I’ve tried to find it, but all I find is

Mr. President’s Handy Multiplication Table. It sounds awesome, but for all I know, it is an attack on President Obama. I’m going to have to buy it now and review it. Thereisno reason for memorization. If your math depends upon memorization, you are doing it wrong. Other than 0-1-2-3-4-5-6-7-8-9, there should be no memorization. Thank you for introducing me to this!Update: I just bought the Kindle version. This will be fun!

Hi Frank! You are welcome! It is my pleasure to share this information. Yes, “Mr. President’s Handy Multiplication Table” is the title. I think you will have fun with those handy techniques. From Amazon, here is its description:

“Mr. President’s Handy Multiplication Table is a powerful and fun tool that will enable kids and adults to learn the whole multiplication table quickly and without memorization. Readers will reap the many benefits from facing their fears and mastering the multiplication table.”

This might give a clue why multiplication tables are being crammed down kids’ throats:

Sugata Mitra @ TED

https://www.youtube.com/watch?v=P58pb4THgEM

Hi Vj. I watched the video. At least partially, we have to agree with Mr. Sugata. Here is an excerpt of my comment there:

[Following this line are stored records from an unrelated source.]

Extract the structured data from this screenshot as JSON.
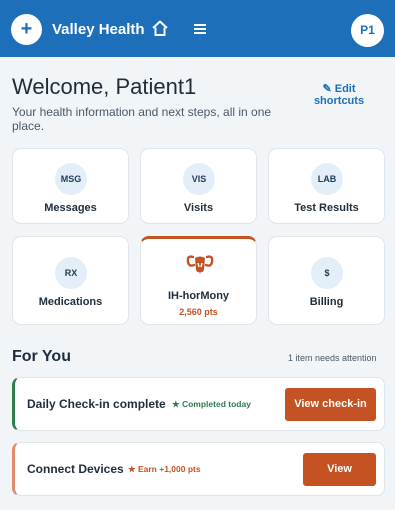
{
  "header": {
    "add_icon": "+",
    "brand": "Valley Health",
    "avatar": "P1",
    "colors": {
      "bar": "#1d6fba",
      "accent": "#c45223"
    }
  },
  "welcome": {
    "title": "Welcome, Patient1",
    "subtitle": "Your health information and next steps, all in one place.",
    "edit": "✎ Edit shortcuts"
  },
  "tiles": [
    {
      "badge": "MSG",
      "label": "Messages"
    },
    {
      "badge": "VIS",
      "label": "Visits"
    },
    {
      "badge": "LAB",
      "label": "Test Results"
    },
    {
      "badge": "RX",
      "label": "Medications"
    },
    {
      "label": "IH-horMony",
      "points": "2,560 pts",
      "logo": "ram-head-logo"
    },
    {
      "badge": "$",
      "label": "Billing"
    }
  ],
  "for_you": {
    "heading": "For You",
    "attention": "1 item needs attention",
    "items": [
      {
        "title": "Daily Check-in complete",
        "status": "★ Completed today",
        "cta": "View check-in"
      },
      {
        "title": "Connect Devices",
        "status": "★ Earn +1,000 pts",
        "cta": "View"
      }
    ]
  }
}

“Hello Mr. Sugata Mitra! Allow me to join you in the quest of trying to do something about it. Well, as you may know now, the good news is that kids don’t need to memorize their times table any more, thanks to the powerful techniques in the book “Mr. President’s Handy Multiplication Table”. As part of doing something to cause a change, I will work to let kids know that there is an effective solution to overcome multiplication anxiety. Also, Allow me to ask you to share the good news. As our motto says: 2gether we can banish multiplication fear 4ever.”

PS.:I thought he was the person who said: ” This might give a clue why…throats.”

I apolodgize to you and to him.